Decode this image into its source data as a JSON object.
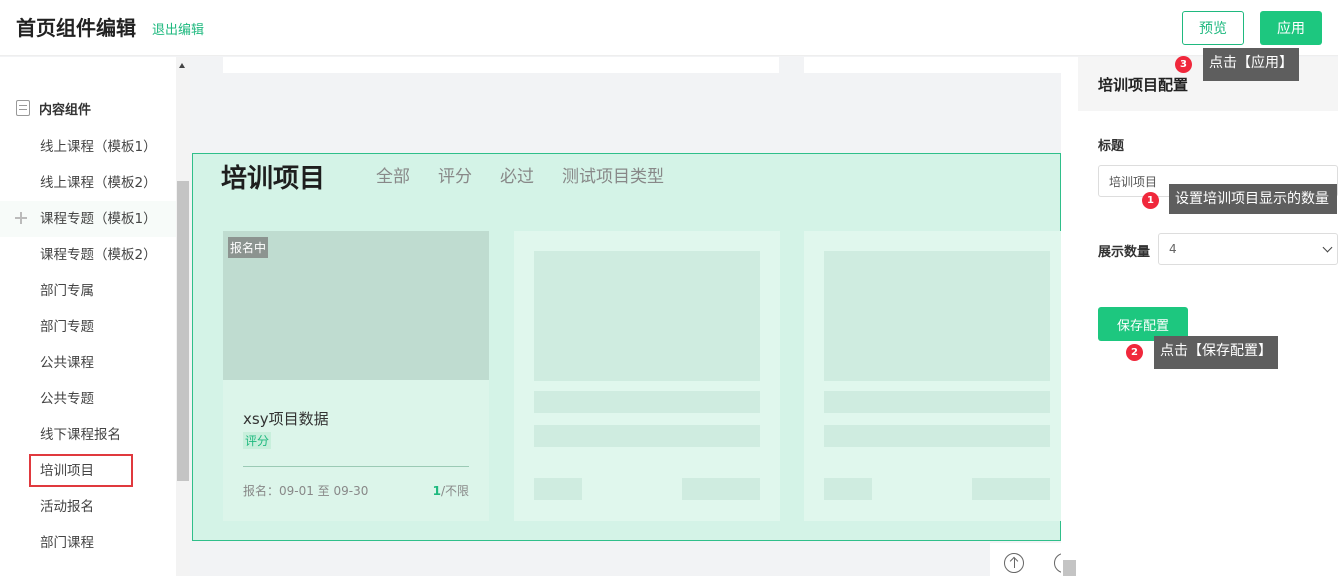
{
  "header": {
    "title": "首页组件编辑",
    "exit": "退出编辑",
    "preview": "预览",
    "apply": "应用"
  },
  "sidebar": {
    "group": "内容组件",
    "items": [
      "线上课程（模板1）",
      "线上课程（模板2）",
      "课程专题（模板1）",
      "课程专题（模板2）",
      "部门专属",
      "部门专题",
      "公共课程",
      "公共专题",
      "线下课程报名",
      "培训项目",
      "活动报名",
      "部门课程"
    ]
  },
  "module": {
    "title": "培训项目",
    "tabs": [
      "全部",
      "评分",
      "必过",
      "测试项目类型"
    ],
    "card": {
      "badge": "报名中",
      "title": "xsy项目数据",
      "tag": "评分",
      "meta": "报名：09-01 至 09-30",
      "count_current": "1",
      "count_rest": "/不限"
    }
  },
  "panel": {
    "title": "培训项目配置",
    "title_label": "标题",
    "title_value": "培训项目",
    "count_label": "展示数量",
    "count_value": "4",
    "save": "保存配置"
  },
  "tips": {
    "tip1": {
      "num": "1",
      "text": "设置培训项目显示的数量"
    },
    "tip2": {
      "num": "2",
      "text": "点击【保存配置】"
    },
    "tip3": {
      "num": "3",
      "text": "点击【应用】"
    }
  },
  "colors": {
    "accent": "#1dc77f",
    "module_bg": "#d4f3e7",
    "tip_bg": "#5e5e5e",
    "tip_num": "#f0283c",
    "highlight": "#e0393e"
  }
}
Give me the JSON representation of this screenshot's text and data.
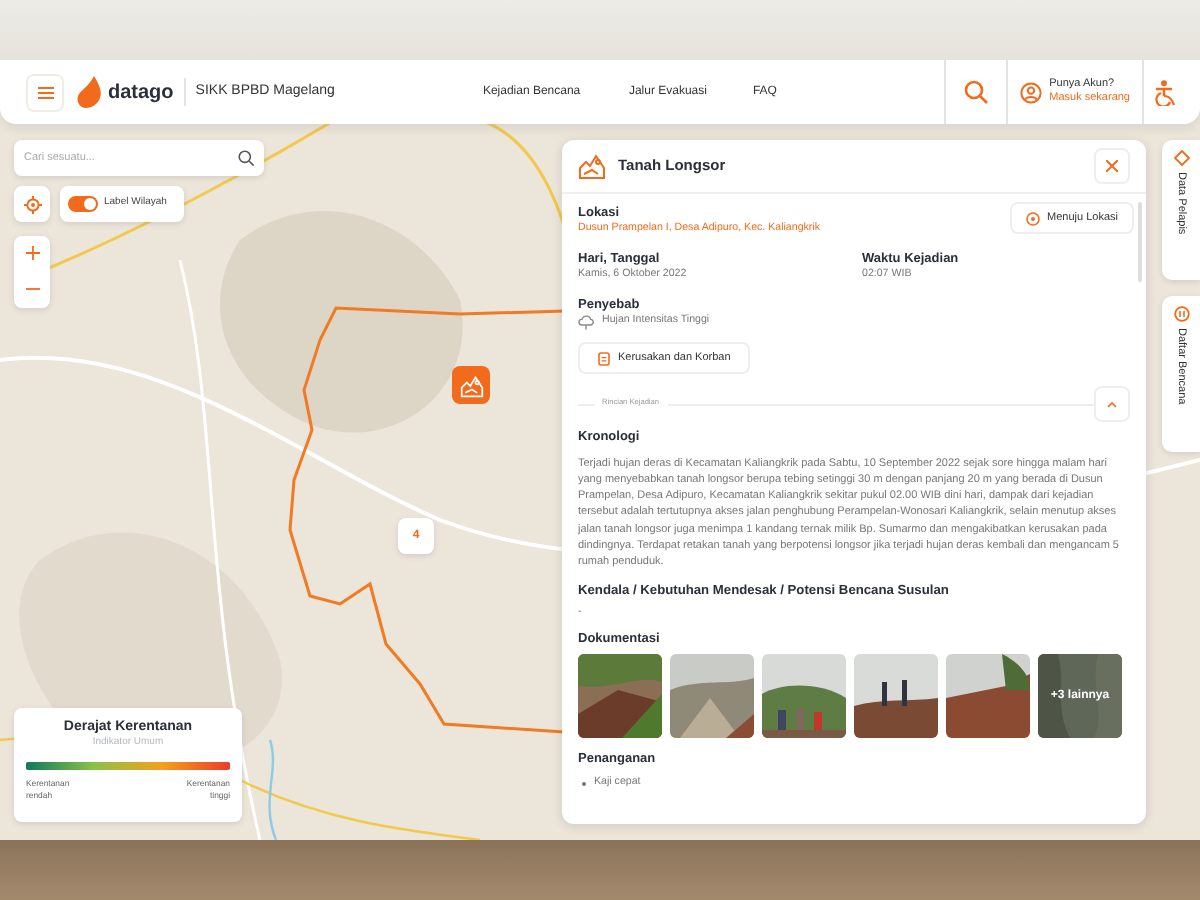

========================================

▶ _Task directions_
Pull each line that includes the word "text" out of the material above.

▶ _Response to this exercise_
      "text": "设置培训项目显示的数量"
      "text": "点击【保存配置】"
      "text": "点击【应用】"
Give me the JSON representation of this screenshot's text and data.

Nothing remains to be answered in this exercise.